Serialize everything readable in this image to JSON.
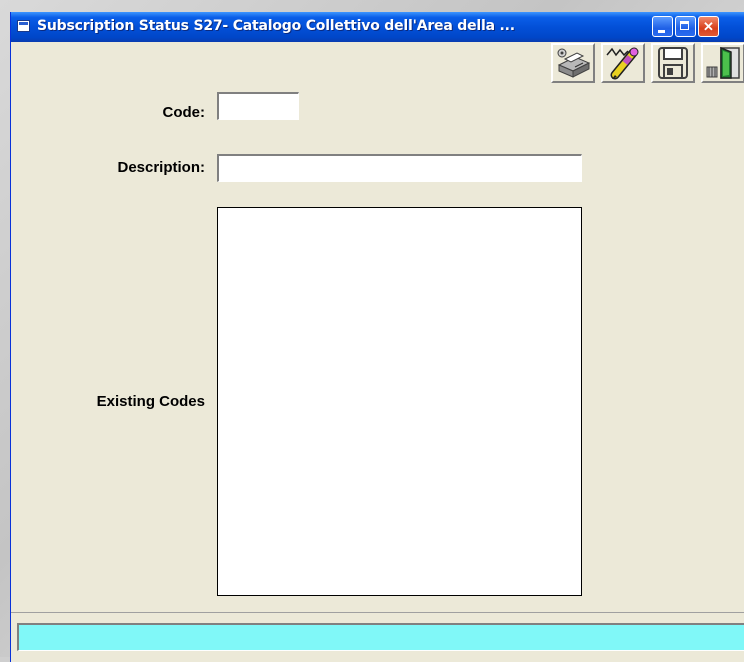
{
  "window": {
    "title": "Subscription Status S27- Catalogo Collettivo dell'Area della ...",
    "buttons": {
      "minimize": "minimize",
      "maximize": "maximize",
      "close": "✕"
    }
  },
  "toolbar": {
    "icons": [
      "printer-icon",
      "edit-pen-icon",
      "save-disk-icon",
      "exit-door-icon"
    ]
  },
  "form": {
    "code_label": "Code:",
    "code_value": "",
    "description_label": "Description:",
    "description_value": "",
    "existing_codes_label": "Existing Codes",
    "existing_codes": []
  },
  "status": {
    "text": ""
  },
  "colors": {
    "titlebar": "#0350d8",
    "window_bg": "#ece9d8",
    "status_bg": "#80f8f8",
    "close_button": "#d8401c"
  }
}
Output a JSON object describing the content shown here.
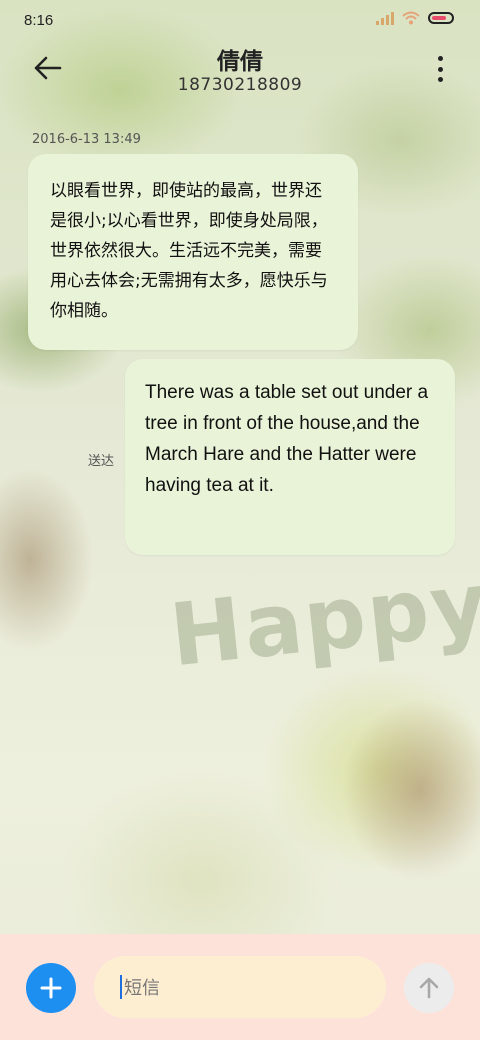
{
  "status_bar": {
    "time": "8:16"
  },
  "header": {
    "contact_name": "倩倩",
    "phone_number": "18730218809"
  },
  "conversation": {
    "timestamp": "2016-6-13 13:49",
    "messages": [
      {
        "direction": "incoming",
        "text": "以眼看世界，即使站的最高，世界还是很小;以心看世界，即使身处局限，世界依然很大。生活远不完美，需要用心去体会;无需拥有太多，愿快乐与你相随。"
      },
      {
        "direction": "outgoing",
        "text": "There was a table set out under a tree in front of the house,and the March Hare and the Hatter were having tea at it.",
        "status": "送达"
      }
    ]
  },
  "composer": {
    "placeholder": "短信"
  },
  "background": {
    "wallpaper_text": "Happy"
  },
  "colors": {
    "bubble": "#e9f3d8",
    "add_button": "#1d8ff0",
    "bottom_bar": "#fde2da",
    "input_bg": "#fdeed1"
  },
  "icons": [
    "back-arrow-icon",
    "more-vert-icon",
    "plus-icon",
    "send-arrow-icon",
    "signal-icon",
    "wifi-icon",
    "battery-icon"
  ]
}
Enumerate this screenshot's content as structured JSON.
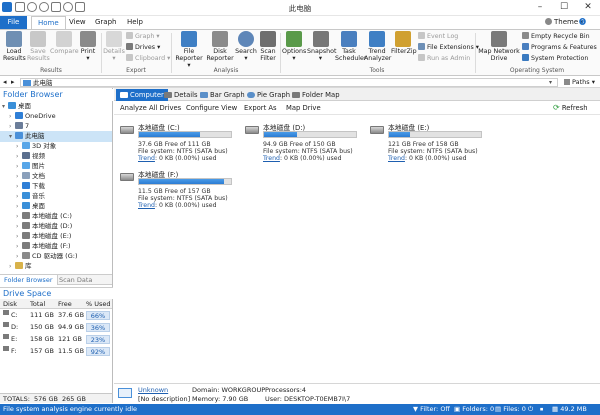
{
  "window": {
    "title": "此电脑"
  },
  "ribbon_tabs": [
    "File",
    "Home",
    "View",
    "Graph",
    "Help"
  ],
  "theme_label": "Theme",
  "ribbon": {
    "load_results": "Load\nResults",
    "save_results": "Save\nResults",
    "compare": "Compare",
    "print": "Print",
    "results_group": "Results",
    "details": "Details",
    "graph": "Graph",
    "drives": "Drives",
    "clipboard": "Clipboard",
    "export_group": "Export",
    "file_reporter": "File\nReporter",
    "disk_reporter": "Disk\nReporter",
    "search": "Search",
    "scan_filter": "Scan\nFilter",
    "analysis_group": "Analysis",
    "options": "Options",
    "snapshot": "Snapshot",
    "task_scheduler": "Task\nScheduler",
    "trend_analyzer": "Trend\nAnalyzer",
    "filterzip": "FilterZip",
    "event_log": "Event Log",
    "file_extensions": "File Extensions",
    "run_as_admin": "Run as Admin",
    "tools_group": "Tools",
    "map_network_drive": "Map Network\nDrive",
    "empty_recycle_bin": "Empty Recycle Bin",
    "programs_features": "Programs & Features",
    "system_protection": "System Protection",
    "os_group": "Operating System"
  },
  "address": {
    "path": "此电脑",
    "paths_label": "Paths"
  },
  "folder_browser": {
    "title": "Folder Browser",
    "tree": [
      {
        "label": "桌面",
        "indent": 0,
        "arrow": "▾",
        "color": "#3a8fd8"
      },
      {
        "label": "OneDrive",
        "indent": 1,
        "arrow": "›",
        "color": "#2f7fd6"
      },
      {
        "label": "7",
        "indent": 1,
        "arrow": "›",
        "color": "#6b7d99"
      },
      {
        "label": "此电脑",
        "indent": 1,
        "arrow": "▾",
        "color": "#4a90d9",
        "selected": true
      },
      {
        "label": "3D 对象",
        "indent": 2,
        "arrow": "›",
        "color": "#58a6e8"
      },
      {
        "label": "视频",
        "indent": 2,
        "arrow": "›",
        "color": "#5b6f8e"
      },
      {
        "label": "图片",
        "indent": 2,
        "arrow": "›",
        "color": "#58a6e8"
      },
      {
        "label": "文档",
        "indent": 2,
        "arrow": "›",
        "color": "#8aa0bb"
      },
      {
        "label": "下载",
        "indent": 2,
        "arrow": "›",
        "color": "#2f7fd6"
      },
      {
        "label": "音乐",
        "indent": 2,
        "arrow": "›",
        "color": "#3a8fd8"
      },
      {
        "label": "桌面",
        "indent": 2,
        "arrow": "›",
        "color": "#3a8fd8"
      },
      {
        "label": "本地磁盘 (C:)",
        "indent": 2,
        "arrow": "›",
        "color": "#7c7c7c"
      },
      {
        "label": "本地磁盘 (D:)",
        "indent": 2,
        "arrow": "›",
        "color": "#7c7c7c"
      },
      {
        "label": "本地磁盘 (E:)",
        "indent": 2,
        "arrow": "›",
        "color": "#7c7c7c"
      },
      {
        "label": "本地磁盘 (F:)",
        "indent": 2,
        "arrow": "›",
        "color": "#7c7c7c"
      },
      {
        "label": "CD 驱动器 (G:)",
        "indent": 2,
        "arrow": "›",
        "color": "#8a8a8a"
      },
      {
        "label": "库",
        "indent": 1,
        "arrow": "›",
        "color": "#d8b24a"
      },
      {
        "label": "网络",
        "indent": 1,
        "arrow": "›",
        "color": "#4a90d9"
      }
    ],
    "tab_folder_browser": "Folder Browser",
    "tab_scan_data": "Scan Data"
  },
  "drive_space": {
    "title": "Drive Space",
    "columns": [
      "Disk",
      "Total",
      "Free",
      "% Used"
    ],
    "rows": [
      {
        "disk": "C:",
        "total": "111 GB",
        "free": "37.6 GB",
        "used": "66%"
      },
      {
        "disk": "D:",
        "total": "150 GB",
        "free": "94.9 GB",
        "used": "36%"
      },
      {
        "disk": "E:",
        "total": "158 GB",
        "free": "121 GB",
        "used": "23%"
      },
      {
        "disk": "F:",
        "total": "157 GB",
        "free": "11.5 GB",
        "used": "92%"
      }
    ],
    "totals_label": "TOTALS:",
    "totals_total": "576 GB",
    "totals_free": "265 GB"
  },
  "main_tabs": [
    "Computer",
    "Details",
    "Bar Graph",
    "Pie Graph",
    "Folder Map"
  ],
  "actions": [
    "Analyze All Drives",
    "Configure View",
    "Export As",
    "Map Drive"
  ],
  "refresh_label": "Refresh",
  "drives": [
    {
      "name": "本地磁盘 (C:)",
      "free": "37.6 GB Free of 111 GB",
      "fs": "File system: NTFS (SATA bus)",
      "trend_label": "Trend",
      "trend": ": 0 KB (0.00%) used",
      "used_fraction": 0.66
    },
    {
      "name": "本地磁盘 (D:)",
      "free": "94.9 GB Free of 150 GB",
      "fs": "File system: NTFS (SATA bus)",
      "trend_label": "Trend",
      "trend": ": 0 KB (0.00%) used",
      "used_fraction": 0.36
    },
    {
      "name": "本地磁盘 (E:)",
      "free": "121 GB Free of 158 GB",
      "fs": "File system: NTFS (SATA bus)",
      "trend_label": "Trend",
      "trend": ": 0 KB (0.00%) used",
      "used_fraction": 0.23
    },
    {
      "name": "本地磁盘 (F:)",
      "free": "11.5 GB Free of 157 GB",
      "fs": "File system: NTFS (SATA bus)",
      "trend_label": "Trend",
      "trend": ": 0 KB (0.00%) used",
      "used_fraction": 0.92
    }
  ],
  "info": {
    "unknown": "Unknown",
    "no_description": "[No description]",
    "domain": "Domain: WORKGROUP",
    "memory": "Memory: 7.90 GB",
    "processors": "Processors:4",
    "user": "User: DESKTOP-T0EMB7I\\7"
  },
  "statusbar": {
    "message": "File system analysis engine currently idle",
    "filter": "Filter: Off",
    "folders": "Folders: 0",
    "files": "Files: 0",
    "memory": "49.2 MB"
  }
}
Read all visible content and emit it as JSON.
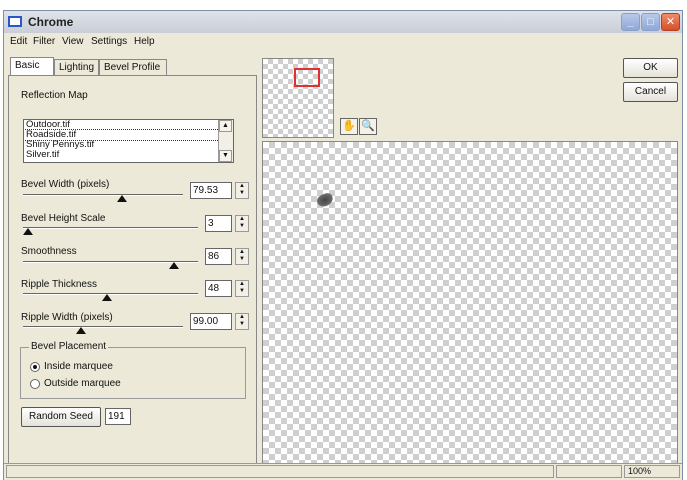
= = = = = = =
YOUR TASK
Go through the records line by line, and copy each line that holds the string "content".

SOLUTION
Output a JSON object describing the content shown here.
Enumerate this screenshot's content as structured JSON.
Read all visible content and emit it as JSON.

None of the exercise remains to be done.